Animal sacrifice can be productively theorized as a practice of kindred intimacy between human and nonhuman animal. Drawing on ethnographic fieldwork in India’s Central Himalayas, I trace how the ritual sacrifice of goats in the region’s mountain villages acquires power and meaning through its anchoring in a realm of interspecies kinship. This kinship between humans and animals is created and sustained through everyday practices of intercorporeal engagement and care. I contend, in fact, that animal sacrifice is itself constitutive of interspecies kin relations. The spectacular act of violence at the heart of sacrifice—the beheading of the sacrificial animal—is crucial to the constitution of kin solidarity between human sacrificer and animal victim. From this perspective, animal sacrifice creates a world rich with the possibility of mutual response and recognition between different beings entangled in intimate and complex ways. [sacrifice, human–animal, interspecies kinship, South Asia, relations of care, religion, Himalayas]

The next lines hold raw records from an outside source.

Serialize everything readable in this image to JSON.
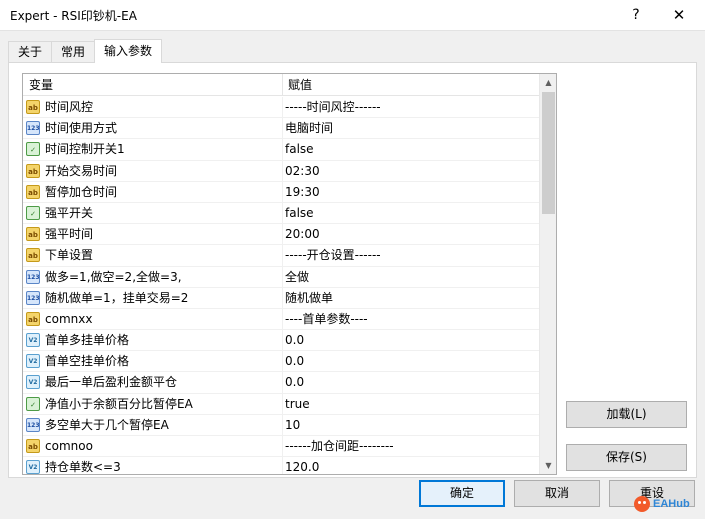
{
  "window": {
    "title": "Expert - RSI印钞机-EA",
    "help_label": "?",
    "close_label": "✕"
  },
  "tabs": [
    {
      "label": "关于",
      "active": false
    },
    {
      "label": "常用",
      "active": false
    },
    {
      "label": "输入参数",
      "active": true
    }
  ],
  "grid": {
    "columns": {
      "variable": "变量",
      "value": "赋值"
    },
    "rows": [
      {
        "type": "ab",
        "name": "时间风控",
        "value": "-----时间风控------"
      },
      {
        "type": "123",
        "name": "时间使用方式",
        "value": "电脑时间"
      },
      {
        "type": "bool",
        "name": "时间控制开关1",
        "value": "false"
      },
      {
        "type": "ab",
        "name": "开始交易时间",
        "value": "02:30"
      },
      {
        "type": "ab",
        "name": "暂停加仓时间",
        "value": "19:30"
      },
      {
        "type": "bool",
        "name": "强平开关",
        "value": "false"
      },
      {
        "type": "ab",
        "name": "强平时间",
        "value": "20:00"
      },
      {
        "type": "ab",
        "name": "下单设置",
        "value": "-----开仓设置------"
      },
      {
        "type": "123",
        "name": "做多=1,做空=2,全做=3,",
        "value": "全做"
      },
      {
        "type": "123",
        "name": "随机做单=1，挂单交易=2",
        "value": "随机做单"
      },
      {
        "type": "ab",
        "name": "comnxx",
        "value": "----首单参数----"
      },
      {
        "type": "v2",
        "name": "首单多挂单价格",
        "value": "0.0"
      },
      {
        "type": "v2",
        "name": "首单空挂单价格",
        "value": "0.0"
      },
      {
        "type": "v2",
        "name": "最后一单后盈利金额平仓",
        "value": "0.0"
      },
      {
        "type": "bool",
        "name": "净值小于余额百分比暂停EA",
        "value": "true"
      },
      {
        "type": "123",
        "name": "多空单大于几个暂停EA",
        "value": "10"
      },
      {
        "type": "ab",
        "name": "comnoo",
        "value": "------加仓间距--------"
      },
      {
        "type": "v2",
        "name": "持仓单数<=3",
        "value": "120.0"
      }
    ]
  },
  "icon_labels": {
    "ab": "ab",
    "123": "123",
    "bool": "✓",
    "v2": "V2"
  },
  "buttons": {
    "load": "加载(L)",
    "save": "保存(S)",
    "ok": "确定",
    "cancel": "取消",
    "reset": "重设"
  },
  "scrollbar": {
    "up": "▲",
    "down": "▼"
  },
  "watermark": {
    "text": "EAHub",
    "color": "#2f86d6",
    "logo_color": "#f25a2a"
  }
}
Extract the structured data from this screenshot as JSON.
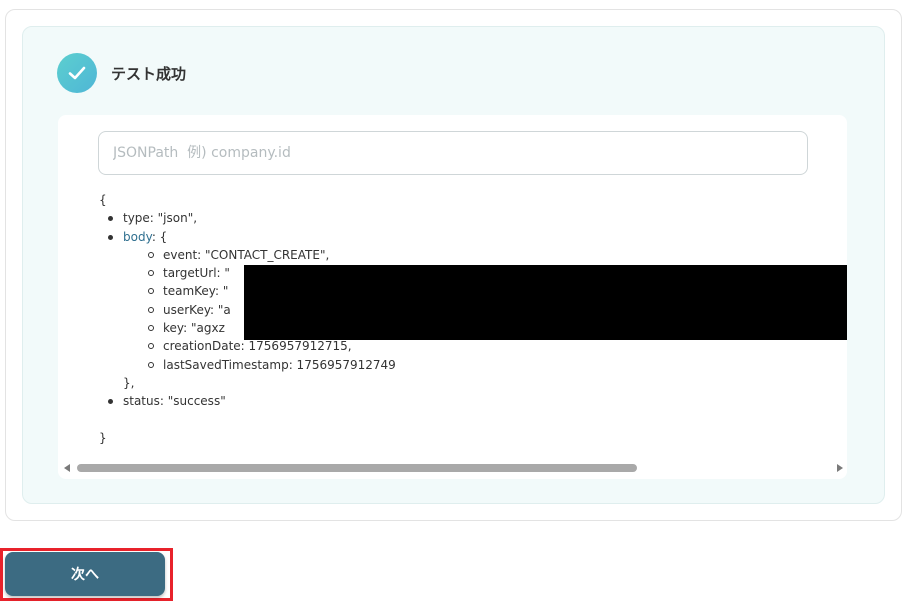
{
  "status": {
    "title": "テスト成功",
    "icon": "check-icon",
    "accent": "#5ccfcf"
  },
  "jsonpath": {
    "placeholder": "JSONPath  例) company.id",
    "value": ""
  },
  "json": {
    "open": "{",
    "type_line": "type: \"json\",",
    "body_key": "body",
    "body_open": ": {",
    "event_line": "event: \"CONTACT_CREATE\",",
    "targetUrl_line": "targetUrl: \"",
    "teamKey_line": "teamKey: \"",
    "userKey_line": "userKey: \"a",
    "key_line": "key: \"agxz",
    "creationDate_line": "creationDate: 1756957912715,",
    "lastSaved_line": "lastSavedTimestamp: 1756957912749",
    "body_close": "},",
    "status_line": "status: \"success\"",
    "close": "}",
    "overflow_char": "1"
  },
  "footer": {
    "next_label": "次へ",
    "button_color": "#3c6b82",
    "highlight_color": "#e8222b"
  }
}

Publication Details

“The goat that died for family”: Animal sacrifice and interspecies kinship in India’s Central Himalayas
Govindrajan, Radhika
John Wiley & Sons
Publish Date
August 2015
Govindrajan, Radhika, “The goat that died for family”: Animal sacrifice and interspecies kinship in India's Central Himalayas (John Wiley & Sons, August 2015).